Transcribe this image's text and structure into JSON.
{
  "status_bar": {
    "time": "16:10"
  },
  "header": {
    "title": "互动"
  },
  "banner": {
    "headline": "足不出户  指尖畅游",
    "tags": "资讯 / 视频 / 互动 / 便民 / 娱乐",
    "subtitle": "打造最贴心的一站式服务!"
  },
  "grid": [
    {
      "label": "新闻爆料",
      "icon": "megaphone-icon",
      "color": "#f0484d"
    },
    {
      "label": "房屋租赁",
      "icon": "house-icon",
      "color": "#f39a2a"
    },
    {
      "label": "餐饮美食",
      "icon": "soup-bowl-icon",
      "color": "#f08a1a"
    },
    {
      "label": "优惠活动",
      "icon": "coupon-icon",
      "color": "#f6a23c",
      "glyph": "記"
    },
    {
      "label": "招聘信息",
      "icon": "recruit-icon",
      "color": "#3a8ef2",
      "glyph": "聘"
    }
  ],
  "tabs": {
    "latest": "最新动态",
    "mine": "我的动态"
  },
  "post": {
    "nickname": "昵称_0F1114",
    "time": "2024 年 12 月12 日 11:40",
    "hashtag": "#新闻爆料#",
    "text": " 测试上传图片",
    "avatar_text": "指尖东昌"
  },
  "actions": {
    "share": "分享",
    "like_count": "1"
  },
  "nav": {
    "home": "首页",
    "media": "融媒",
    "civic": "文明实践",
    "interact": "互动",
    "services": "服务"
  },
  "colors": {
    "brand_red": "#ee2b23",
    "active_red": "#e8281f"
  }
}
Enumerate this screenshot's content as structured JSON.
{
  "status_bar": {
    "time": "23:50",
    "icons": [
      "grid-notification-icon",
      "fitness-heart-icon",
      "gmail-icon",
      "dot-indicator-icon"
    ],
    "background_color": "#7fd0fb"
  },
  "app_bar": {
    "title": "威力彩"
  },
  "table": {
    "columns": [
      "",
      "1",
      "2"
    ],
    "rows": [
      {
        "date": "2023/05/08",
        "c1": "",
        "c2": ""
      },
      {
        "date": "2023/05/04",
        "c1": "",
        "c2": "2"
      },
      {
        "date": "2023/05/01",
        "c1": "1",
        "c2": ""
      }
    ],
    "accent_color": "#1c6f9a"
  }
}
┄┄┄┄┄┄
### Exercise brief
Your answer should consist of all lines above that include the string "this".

### Completed exercise
Transcribe this image's text and structure into JSON.
Enumerate this screenshot's content as structured JSON.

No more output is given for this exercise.